September 21, 2015
The seasons, they are a-changin’. The transition from hot summer days to cool autumn nights has already dropped the water temperature enough to ratchet-up angling success. The C & O Canal produced a steady supply of small but feisty largemouth bass all summer. Now, with the cooler water, the fish should be even more eager to chase the soft plastics and spinners that are reliable baits. Bobber fishing with night crawlers is always a popular pastime for the beginning angler. One young fishin’ family came so often this summer to soak worms in the canal that I started to call the event “Camp Ashley” in honor of the dedicated and most patient parent.
On the river-side, Alex Binsted and Ryan Jenkinson fished the Big Eddy cove upstream and hit a jackpot with a 24 inch striped bass for Alex and a smallmouth bass so big it snapped Ryan’s line. Prowling the drop-offs to the channel on the Virginia side with any lure that mimics a crawfish or hellgrammite should be a good bet for fall smallies.
Fletcher’s tackle-shack maintains a supply of all the basic supplies you will need for fishing in the D.C. area. In addition to hooks, sinkers, line and bait we offer a selection of ready-to-go spinning combos by Diawa, Okuma and Zebco. Lures that produce positive results in this part of the Potomac and Canal, such as Gary Yamamoto, Gitzit, Mepps, Rooster Tail, Rebel, Cotton Cordell, Storm and Zoom are stocked as well.

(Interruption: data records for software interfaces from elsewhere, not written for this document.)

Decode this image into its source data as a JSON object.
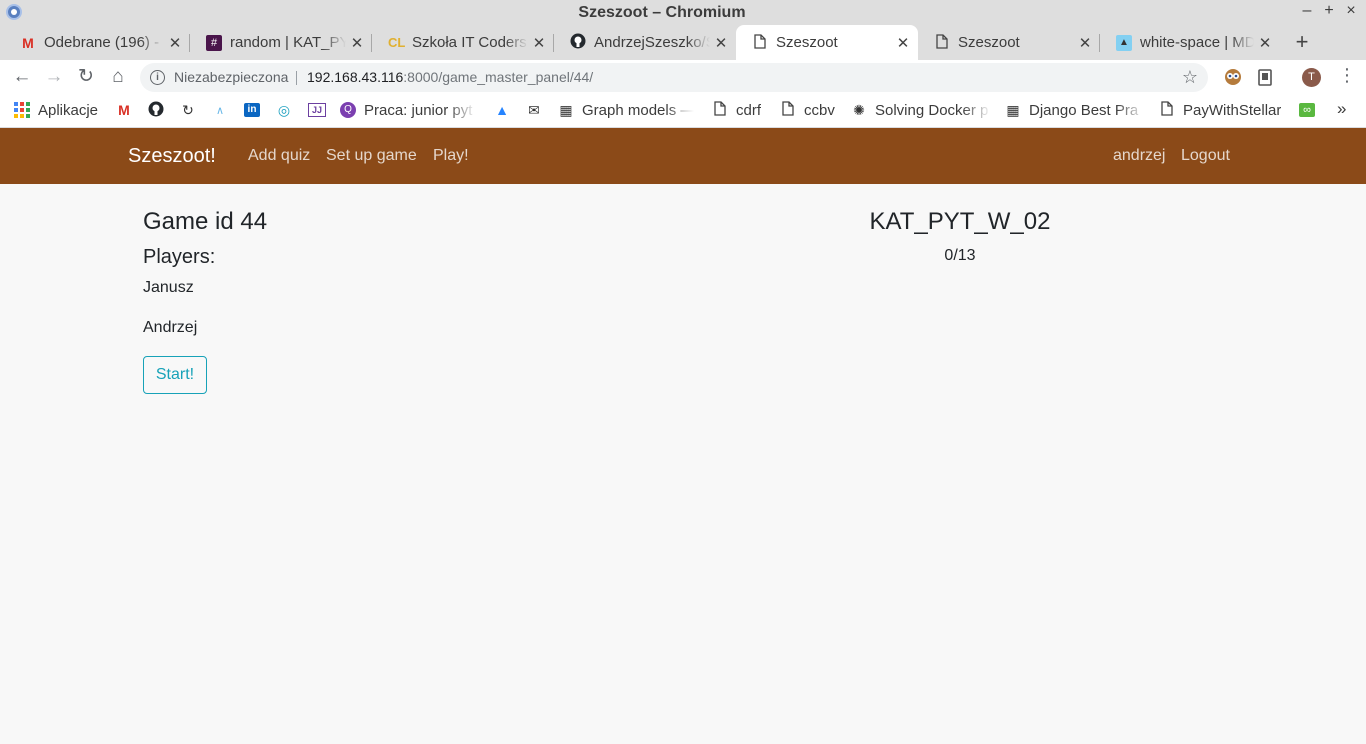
{
  "window": {
    "title": "Szeszoot – Chromium",
    "controls": {
      "minimize": "–",
      "maximize": "+",
      "close": "×"
    }
  },
  "tabs": [
    {
      "label": "Odebrane (196) - ",
      "icon": "gmail-icon",
      "active": false
    },
    {
      "label": "random | KAT_PY",
      "icon": "slack-icon",
      "active": false
    },
    {
      "label": "Szkoła IT Coders ",
      "icon": "coderslab-icon",
      "active": false
    },
    {
      "label": "AndrzejSzeszko/S",
      "icon": "github-icon",
      "active": false
    },
    {
      "label": "Szeszoot",
      "icon": "page-icon",
      "active": true
    },
    {
      "label": "Szeszoot",
      "icon": "page-icon",
      "active": false
    },
    {
      "label": "white-space | MD",
      "icon": "mdn-icon",
      "active": false
    }
  ],
  "toolbar": {
    "security_label": "Niezabezpieczona",
    "url_host": "192.168.43.116",
    "url_rest": ":8000/game_master_panel/44/",
    "profile_initial": "T"
  },
  "bookmarks": [
    {
      "label": "Aplikacje",
      "icon": "apps-grid-icon"
    },
    {
      "label": "",
      "icon": "gmail-icon"
    },
    {
      "label": "",
      "icon": "github-icon"
    },
    {
      "label": "",
      "icon": "refresh-logo-icon"
    },
    {
      "label": "",
      "icon": "bird-icon"
    },
    {
      "label": "",
      "icon": "linkedin-icon"
    },
    {
      "label": "",
      "icon": "target-icon"
    },
    {
      "label": "",
      "icon": "jetbrains-icon"
    },
    {
      "label": "Praca: junior pyt",
      "icon": "praca-icon"
    },
    {
      "label": "",
      "icon": "atlassian-icon"
    },
    {
      "label": "",
      "icon": "envelope-icon"
    },
    {
      "label": "Graph models —",
      "icon": "building-icon"
    },
    {
      "label": "cdrf",
      "icon": "page-icon"
    },
    {
      "label": "ccbv",
      "icon": "page-icon"
    },
    {
      "label": "Solving Docker p",
      "icon": "docker-icon"
    },
    {
      "label": "Django Best Pra",
      "icon": "building-icon"
    },
    {
      "label": "PayWithStellar",
      "icon": "page-icon"
    },
    {
      "label": "",
      "icon": "stellar-icon"
    }
  ],
  "app_nav": {
    "brand": "Szeszoot!",
    "links": [
      "Add quiz",
      "Set up game",
      "Play!"
    ],
    "user": "andrzej",
    "logout": "Logout"
  },
  "main": {
    "game_id_text": "Game id 44",
    "players_heading": "Players:",
    "players": [
      "Janusz",
      "Andrzej"
    ],
    "start_label": "Start!",
    "quiz_name": "KAT_PYT_W_02",
    "progress": "0/13"
  },
  "colors": {
    "navbar_bg": "#8b4a18",
    "start_button": "#17a2b8",
    "page_bg": "#f8f8f8"
  }
}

Permits for angling in the District of Columbia are still on sale but if you will need one, don’t dally as we could run out toward the end of October!
Due to a four decade long process of siltation (www.friendsoffletcherscove.org) Fletcher’s Cove is now as much a marsh as cove. We struggle along, working with the tides, wind and water as best we can, and I am personally proud of the success we have in accommodating visitors. As there were no floods this season (a rarity), the growth of the marsh plants has been remarkable and beautiful. Wildflowers and plants of all types are “as high as an elephant’s eye.” For a natural spot inside the boundaries of D.C. itself, it’s quite remarkable. Journey down to see for yourself before the cold winds of winter begin to blow.
Sadly, I must report the passing of Maxim Elias, a true Fletcher’s “old-timer.” Max grew up on “T” Street in the Burleith neighborhood above Georgetown. His “Fletcher’s days” started in 1951 when he was 11 years old. From the stories passed to me, Max was an expert angler and had a true love of the outdoors and river from those early times. He would make his way to the boathouse by foot or travel downhill from home and hop the old B&O freight headed northwest out of G-town with a fishing buddy. I met Max around 1970 and it was clear to me even as a kid that he was a thinking-man’s angler. He analyzed fishing from a scientific perspective and, in fact, was the science teacher at Georgetown Day School for many years. Hands-on science was his specialty as you might expect from a nature-loving fisherman. The brilliant eyes of a mind at work are one of my personal memories of Max. It has been awhile since he made it to Fletcher’s but those of us who crossed paths with him by the water wish him peace. Max was 75.
Barring “Capitol Hill shenanigans” à la fall, 2013, Fletcher’s Cove will be open every day through November 1. Our hours will be regular; however, feel free to call for fishing condition updates or if the weather or river conditions may be a factor in our operations. Safety for customers and employees is always our first priority!
We hope to see you at the cove as the fall colors paint the park!